Solicitation permitted but all offerees must be in- state residents making internet advertising difficult. In-state residents “doing business” and incorporated in-state; excludes registered investment companies Offerees and purchasers must be in-state residents None Securities must come to rest with in-state residents.

Generally states require a one year hold.

No preemption. Must qualify in state.
Intrastate: Rule 147 No federal limit (generally, individual state limits between

$1 and $5 million)

Solicitation permitted but all offerees must be in- state residents making internet advertising difficult.

Testing the waters is    permitted

In-state residents “doing business” and incorporated in-state; excludes registered investment companies Offerees and purchasers must be in-state residents None Yes. Resales must be within state for six months No preemption. Must qualify in state.
Intrastate: Rule 147A No federal limit (generally, individual state limits between

$1 and $5 million)

Solicitation permitted but all purchasers must be in- state residents.

 

Testing the waters is permitted

In-state residents and “doing business” in-state; excludes registered investment companies Offerees and Purchasers must be in- state residents None Yes. Resales must be within state for six months No preemption. Must qualify in state.
Regulation Crowdfunding; Section 4(a)(6) $5 million Testing the waters permitted before Form C is filed.

Solicitation permitted with limits on advertising after Form C is filed

Offering must be conducted on an internet platform through a registered

intermediary

Excludes non-U.S. issuers, blank check companies, Exchange Act reporting companies, and investment companies

“Bad actor” disqualifications apply

No investment limits for accredited investors.

Non-accredited investors investment limits in any 12-month period through crowdfunding of (i) the greater of $2,200 or 5% of the greater of annual income or net worth if either is less than $107,000, or (ii) 10% of the greater of annual income or net worth, but not more than $107,000, if both are at least $107,000.

Form C, including two years of financial statements that are certified, reviewed or audited, as required based on offering amount.  Must file test the waters materials with Form C.

Up to $107,000 – latest tax return and financials certified by officers; from $107,000 to $535,000 – financials reviewed by public accountant; above $535,000, audited financials but may be reviewed for first-time issuer up to $1,070,000.

 

Progress and annual reports

12-month resale limitations Exempt as “covered security,” subject to state notice filing with primary state. State antifraud rules apply.

It is extremely difficult for small and emerging companies to raise capital, and any changes to the rules that will assist these companies is a positive step.  Small businesses are job creators, generators of economic opportunity, and fundamental to the growth of the country.  Small businesses account for the majority of net new jobs since the recession ended and are critical to the health and vitality of our country.  In the absence of access to funding, small businesses cannot create new jobs, foster innovation, and develop into the next generation of publicly traded companies whose growth fuels capital markets investors’ retirement accounts.
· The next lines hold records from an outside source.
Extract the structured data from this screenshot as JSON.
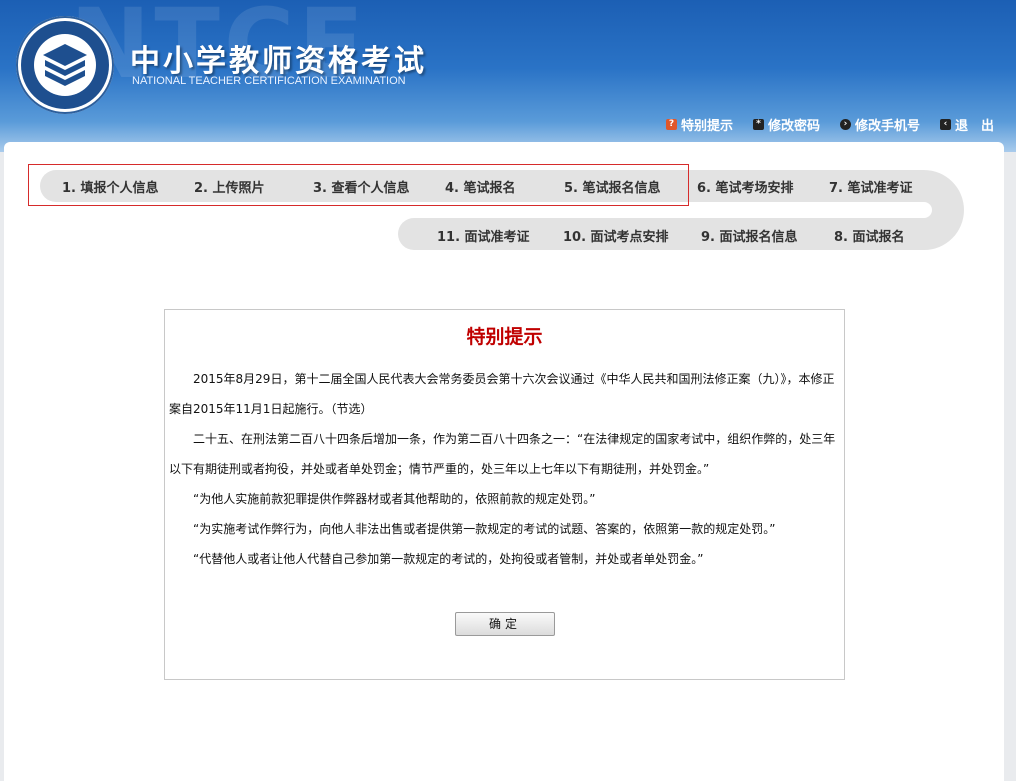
{
  "header": {
    "watermark": "NTCE",
    "title_cn": "中小学教师资格考试",
    "title_en": "NATIONAL TEACHER CERTIFICATION EXAMINATION",
    "links": [
      {
        "label": "特别提示",
        "icon": "help-icon"
      },
      {
        "label": "修改密码",
        "icon": "password-icon"
      },
      {
        "label": "修改手机号",
        "icon": "phone-icon"
      },
      {
        "label": "退　出",
        "icon": "exit-icon"
      }
    ]
  },
  "steps": {
    "row1": [
      "1. 填报个人信息",
      "2. 上传照片",
      "3. 查看个人信息",
      "4. 笔试报名",
      "5. 笔试报名信息",
      "6. 笔试考场安排",
      "7. 笔试准考证"
    ],
    "row2": [
      "11. 面试准考证",
      "10. 面试考点安排",
      "9. 面试报名信息",
      "8. 面试报名"
    ]
  },
  "notice": {
    "title": "特别提示",
    "paragraphs": [
      "2015年8月29日，第十二届全国人民代表大会常务委员会第十六次会议通过《中华人民共和国刑法修正案（九）》，本修正案自2015年11月1日起施行。（节选）",
      "二十五、在刑法第二百八十四条后增加一条，作为第二百八十四条之一：“在法律规定的国家考试中，组织作弊的，处三年以下有期徒刑或者拘役，并处或者单处罚金；情节严重的，处三年以上七年以下有期徒刑，并处罚金。”",
      "“为他人实施前款犯罪提供作弊器材或者其他帮助的，依照前款的规定处罚。”",
      "“为实施考试作弊行为，向他人非法出售或者提供第一款规定的考试的试题、答案的，依照第一款的规定处罚。”",
      "“代替他人或者让他人代替自己参加第一款规定的考试的，处拘役或者管制，并处或者单处罚金。”"
    ],
    "confirm_label": "确定"
  },
  "colors": {
    "header_blue": "#1c5fb4",
    "notice_title_red": "#c00000",
    "highlight_border": "#d62b2b",
    "step_track": "#e3e3e3"
  }
}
I am very interested to see the new administration’s regulatory and general policies and agendas that impact small business capital raising efforts.